Those documented mental health issues were in Maryland, where David Katz legally purchased the two handguns he was carrying when he walked into the Good Luck Have Fun Game Bar and opened fire.
Federal gun laws prohibit a person from legally buying a firearm if they’ve ever been involuntarily committed to a mental institution or if a judge or a court declares that person mentally incompetent.
There’s a line on that federal application form where the buyer is asked to check ‘yes’ or ‘no’ when asked about mental health history.
"It is the honor system," said Rod Sullivan, an attorney and former professor of constitutional law. There is no way to check whether or not the answer on the form is truthful or not, except with regard to felons. There is a database for felons. There is not a database with regard to commitment for mental illness."
Laws vary by state, and Maryland's laws are more restrictive than in Florida.
"It asks, 'Do you suffer from a mental disorder? Have you ever been involuntarily admitted for more than 30 days? Have you ever been found not criminally responsible for your actions?'" Sullivan said. "So you have to answer those three questions. If you (do not) answer those questions and truthfully, you can be charged with perjury, and that is a felony."
Also, under Maryland law, a person cannot buy more than one handgun within a 30-day period. Jacksonville Sheriff Mike Williams said Monday that Katz bought the weapons he had with him at the Landing within the past two weeks.
How much access do gun dealers have to mental health information? Federal privacy rules keep medical and mental health history private.
Sullivan said there is no way for a licensed firearms dealer in Florida to check someone’s mental health history.
It’s a different story in Maryland, where state law there requires you to sign a waiver granting state police full access to your mental health records when buying a gun.
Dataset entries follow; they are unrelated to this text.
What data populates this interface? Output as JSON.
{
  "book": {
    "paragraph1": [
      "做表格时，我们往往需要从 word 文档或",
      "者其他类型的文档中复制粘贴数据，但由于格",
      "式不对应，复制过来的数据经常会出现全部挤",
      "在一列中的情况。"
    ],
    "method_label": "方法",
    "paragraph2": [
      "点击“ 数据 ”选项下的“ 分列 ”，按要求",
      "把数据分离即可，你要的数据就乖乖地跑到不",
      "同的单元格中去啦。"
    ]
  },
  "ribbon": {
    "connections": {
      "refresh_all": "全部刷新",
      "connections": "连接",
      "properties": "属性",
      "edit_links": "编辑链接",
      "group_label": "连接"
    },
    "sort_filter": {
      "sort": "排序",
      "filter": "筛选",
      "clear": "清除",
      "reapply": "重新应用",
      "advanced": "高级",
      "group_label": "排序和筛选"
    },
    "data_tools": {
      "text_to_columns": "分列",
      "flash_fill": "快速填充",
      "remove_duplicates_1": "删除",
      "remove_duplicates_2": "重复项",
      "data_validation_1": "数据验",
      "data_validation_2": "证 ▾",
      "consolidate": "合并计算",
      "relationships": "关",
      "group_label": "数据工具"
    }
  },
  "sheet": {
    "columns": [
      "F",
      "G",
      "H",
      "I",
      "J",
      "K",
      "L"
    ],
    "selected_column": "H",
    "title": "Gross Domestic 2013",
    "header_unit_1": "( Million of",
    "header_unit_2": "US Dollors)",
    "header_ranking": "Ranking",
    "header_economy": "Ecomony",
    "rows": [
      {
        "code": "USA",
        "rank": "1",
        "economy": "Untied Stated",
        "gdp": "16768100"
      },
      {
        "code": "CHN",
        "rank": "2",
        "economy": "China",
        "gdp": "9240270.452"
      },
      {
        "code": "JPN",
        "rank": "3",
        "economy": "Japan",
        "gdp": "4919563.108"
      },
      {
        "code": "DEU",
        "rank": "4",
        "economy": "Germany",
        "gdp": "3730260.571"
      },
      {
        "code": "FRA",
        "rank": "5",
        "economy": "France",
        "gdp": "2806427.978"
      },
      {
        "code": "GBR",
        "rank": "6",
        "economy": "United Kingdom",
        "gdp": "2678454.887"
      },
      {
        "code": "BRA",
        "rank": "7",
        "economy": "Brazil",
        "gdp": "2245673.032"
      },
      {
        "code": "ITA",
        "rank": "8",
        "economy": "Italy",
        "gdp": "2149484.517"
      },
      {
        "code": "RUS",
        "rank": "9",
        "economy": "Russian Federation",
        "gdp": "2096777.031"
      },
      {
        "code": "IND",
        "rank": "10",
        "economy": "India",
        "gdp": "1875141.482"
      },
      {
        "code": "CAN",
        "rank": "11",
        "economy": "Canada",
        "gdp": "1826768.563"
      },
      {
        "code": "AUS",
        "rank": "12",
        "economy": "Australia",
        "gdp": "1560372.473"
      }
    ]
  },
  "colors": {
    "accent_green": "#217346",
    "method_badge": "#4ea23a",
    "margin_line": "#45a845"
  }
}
It’s unclear if this was done in Katz's case.
Copyright 2018 by WJXT News4Jax - All rights reserved.